And with more than 90 per cent of the heat caused by global warming going into our oceans, the scientists behind a new international study say the trend will only continue.
Marine heatwaves happen when sea surface temperatures (SSTs) rise as a result of stronger-than-normal warm ocean currents, or from being forced by the atmosphere.
In the case of summer's Tasman Sea marine heatwave, it was a case of the latter.
It was a freak combination of persistent highs, a La Nina climate system in the tropics and a positive Southern Annular Mode pattern to our south, all set against a background of climate change.
Over what was our hottest summer ever observed, SSTs around New Zealand climbed to at least 1.5C above average - and in some spots off the West Coast rose as high as 6C above average.
While its effects made for balmy surf at our favourite beaches, it also melted ice caps, pushed warm water fish south and had a big effect on growing conditions in orchards and vineyards.
The new findings, published today in the journal Nature Communications, showed the frequency of such events had grown as a direct result of oceans being warmed by climate change.
Worldwide over the past century, the frequency of marine heatwaves had increased on average by a third and the length of each grew by 17 per cent.
Combined, it meant the number of marine heatwave days every year had risen by more than half over the period.
There was a noticeable acceleration of the trend from 1982.
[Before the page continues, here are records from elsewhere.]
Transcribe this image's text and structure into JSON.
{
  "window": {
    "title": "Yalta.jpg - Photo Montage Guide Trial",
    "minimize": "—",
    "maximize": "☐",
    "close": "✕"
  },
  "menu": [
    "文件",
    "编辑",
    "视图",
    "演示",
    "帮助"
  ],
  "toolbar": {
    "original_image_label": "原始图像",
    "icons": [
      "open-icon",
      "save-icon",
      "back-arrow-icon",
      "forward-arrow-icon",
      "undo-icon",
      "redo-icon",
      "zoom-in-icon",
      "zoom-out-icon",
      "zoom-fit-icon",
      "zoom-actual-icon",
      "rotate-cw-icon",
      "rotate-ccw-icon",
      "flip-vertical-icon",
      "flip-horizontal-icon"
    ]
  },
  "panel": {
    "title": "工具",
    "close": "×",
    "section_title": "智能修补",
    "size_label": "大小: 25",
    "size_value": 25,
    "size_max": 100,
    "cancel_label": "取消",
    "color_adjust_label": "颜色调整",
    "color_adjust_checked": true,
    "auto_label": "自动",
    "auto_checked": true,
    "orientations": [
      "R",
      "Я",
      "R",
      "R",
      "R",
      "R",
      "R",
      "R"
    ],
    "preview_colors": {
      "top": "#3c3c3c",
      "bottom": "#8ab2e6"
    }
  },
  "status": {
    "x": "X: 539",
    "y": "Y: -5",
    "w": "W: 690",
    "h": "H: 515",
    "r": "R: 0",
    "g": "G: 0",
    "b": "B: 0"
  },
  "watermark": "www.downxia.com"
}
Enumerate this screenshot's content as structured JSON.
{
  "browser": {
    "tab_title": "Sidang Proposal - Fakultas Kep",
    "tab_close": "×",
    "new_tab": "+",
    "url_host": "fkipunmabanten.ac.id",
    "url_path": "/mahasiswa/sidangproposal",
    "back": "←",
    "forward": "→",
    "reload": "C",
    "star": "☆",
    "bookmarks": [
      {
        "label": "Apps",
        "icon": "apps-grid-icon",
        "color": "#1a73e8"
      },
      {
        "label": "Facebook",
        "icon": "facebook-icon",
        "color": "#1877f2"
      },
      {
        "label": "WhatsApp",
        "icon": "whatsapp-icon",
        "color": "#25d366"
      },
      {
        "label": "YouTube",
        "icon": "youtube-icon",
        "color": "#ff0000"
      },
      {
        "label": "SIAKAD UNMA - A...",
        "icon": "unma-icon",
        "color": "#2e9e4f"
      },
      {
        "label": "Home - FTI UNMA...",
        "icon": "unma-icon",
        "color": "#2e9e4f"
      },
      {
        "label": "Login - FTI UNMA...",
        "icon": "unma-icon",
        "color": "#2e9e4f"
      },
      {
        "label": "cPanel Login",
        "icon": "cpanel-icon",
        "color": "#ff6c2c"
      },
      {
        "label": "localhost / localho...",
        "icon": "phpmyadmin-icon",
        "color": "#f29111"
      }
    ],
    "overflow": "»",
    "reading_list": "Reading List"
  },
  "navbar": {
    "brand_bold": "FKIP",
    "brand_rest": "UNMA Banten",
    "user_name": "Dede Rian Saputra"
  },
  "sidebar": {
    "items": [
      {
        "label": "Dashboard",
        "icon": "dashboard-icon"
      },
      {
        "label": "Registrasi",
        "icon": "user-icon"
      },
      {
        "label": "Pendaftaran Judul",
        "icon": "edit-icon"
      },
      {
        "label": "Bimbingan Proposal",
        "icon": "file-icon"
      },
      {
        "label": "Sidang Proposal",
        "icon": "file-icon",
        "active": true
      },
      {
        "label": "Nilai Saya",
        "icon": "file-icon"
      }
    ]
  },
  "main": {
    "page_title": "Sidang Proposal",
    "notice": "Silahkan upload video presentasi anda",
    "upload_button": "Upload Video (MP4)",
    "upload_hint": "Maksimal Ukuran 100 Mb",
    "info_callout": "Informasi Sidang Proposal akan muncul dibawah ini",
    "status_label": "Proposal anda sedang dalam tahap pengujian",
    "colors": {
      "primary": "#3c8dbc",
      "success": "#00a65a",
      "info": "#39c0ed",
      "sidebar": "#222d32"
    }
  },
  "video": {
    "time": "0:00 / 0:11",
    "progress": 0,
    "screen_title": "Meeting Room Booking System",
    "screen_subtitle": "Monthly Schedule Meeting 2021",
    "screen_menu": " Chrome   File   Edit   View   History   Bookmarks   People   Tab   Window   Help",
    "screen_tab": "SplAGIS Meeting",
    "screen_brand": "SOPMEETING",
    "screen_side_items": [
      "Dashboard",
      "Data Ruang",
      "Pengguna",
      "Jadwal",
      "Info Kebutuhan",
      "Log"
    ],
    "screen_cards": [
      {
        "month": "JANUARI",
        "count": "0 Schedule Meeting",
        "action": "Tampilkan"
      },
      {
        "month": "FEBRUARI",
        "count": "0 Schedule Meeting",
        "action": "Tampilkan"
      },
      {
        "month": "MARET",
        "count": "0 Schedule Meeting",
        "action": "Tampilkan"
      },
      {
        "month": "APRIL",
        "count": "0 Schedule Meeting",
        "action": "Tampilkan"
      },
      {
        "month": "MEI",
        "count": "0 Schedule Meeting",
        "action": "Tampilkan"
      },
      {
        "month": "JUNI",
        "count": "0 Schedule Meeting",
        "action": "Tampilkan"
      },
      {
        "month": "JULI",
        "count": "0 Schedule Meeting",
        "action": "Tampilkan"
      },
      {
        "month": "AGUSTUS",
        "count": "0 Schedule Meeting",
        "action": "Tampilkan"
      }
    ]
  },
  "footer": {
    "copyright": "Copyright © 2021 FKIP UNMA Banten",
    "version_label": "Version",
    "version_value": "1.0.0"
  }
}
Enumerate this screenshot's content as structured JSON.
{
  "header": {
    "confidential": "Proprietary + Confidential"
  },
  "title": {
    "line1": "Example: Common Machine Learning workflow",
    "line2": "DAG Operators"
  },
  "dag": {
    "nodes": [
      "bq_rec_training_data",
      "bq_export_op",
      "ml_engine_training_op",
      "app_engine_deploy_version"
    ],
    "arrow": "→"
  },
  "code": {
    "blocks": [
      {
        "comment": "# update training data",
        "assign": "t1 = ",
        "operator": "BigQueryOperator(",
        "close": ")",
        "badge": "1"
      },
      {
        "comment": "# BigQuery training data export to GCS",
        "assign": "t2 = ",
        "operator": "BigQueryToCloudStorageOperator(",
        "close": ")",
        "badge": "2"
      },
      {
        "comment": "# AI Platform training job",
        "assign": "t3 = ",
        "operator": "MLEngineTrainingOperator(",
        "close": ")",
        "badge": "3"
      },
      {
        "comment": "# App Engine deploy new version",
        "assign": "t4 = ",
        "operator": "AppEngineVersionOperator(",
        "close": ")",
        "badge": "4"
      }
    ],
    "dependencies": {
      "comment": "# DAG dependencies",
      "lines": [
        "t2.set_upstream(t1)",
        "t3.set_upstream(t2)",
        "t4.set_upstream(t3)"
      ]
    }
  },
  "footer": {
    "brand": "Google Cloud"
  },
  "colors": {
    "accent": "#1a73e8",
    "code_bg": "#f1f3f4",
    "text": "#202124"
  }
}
Climate scientist Dr Jim Salinger said the study showed incidence of heatwaves had increased slightly around New Zealand - something that was linked to SSTs that had warmed with climate change.
"With further global warming, the likelihood of marine heatwaves is very likely to increase with anthropogenic climate change," Salinger said.
"This summer's marine heatwave, as well as having impacts on ocean life, had widespread impacts on terrestrial and managed ecosystems such as New Zealand's glaciers and farming, as examples.
"Should the frequency of these increase, so will the impacts on New Zealand's land as well as marine ecosystems."
Victoria University climate scientist Professor James Renwick agreed.
"Climate change is obvious everywhere we look," he said.
Many marine species were very sensitive to temperature and such rapid changes in the oceans were bound to be affecting marine food webs, especially when combined with the continued acidification of the oceans, Renwick said.
"The only way to arrest these changes is to drastically reduce global emissions of greenhouse gases."
Niwa meteorologist Ben Noll said summer's marine heatwave was "a striking feature" on both a regional and global climate scale, as at one point it represented some of the most unusually warm seas in the world.
But the chance of such a set of climate circumstances coming together like they did in the near future was still low, even under climate change projections.
"In the meantime, a cold southerly wind blows over our scorched seas on Wednesday, bringing Antarctic air that may well end the 2017-18 marine heatwave as we knew it."
BY THE NUMBERS:
34 per cent
Between 1925 and 2016, the frequency of marine heatwaves had increased on average by 34 per cent and the length of each heatwave had increased by 17 per cent. Together this led to a 54 per cent increase in the number of marine heatwave days every year.
90 per cent
Ninety per cent of the heat from human caused global warming going into our oceans and it is likely marine heatwaves will continue to increase.
Sea surface temperatures around New Zealand over summer were 1.5C above average - the warmest recorded in 150 years.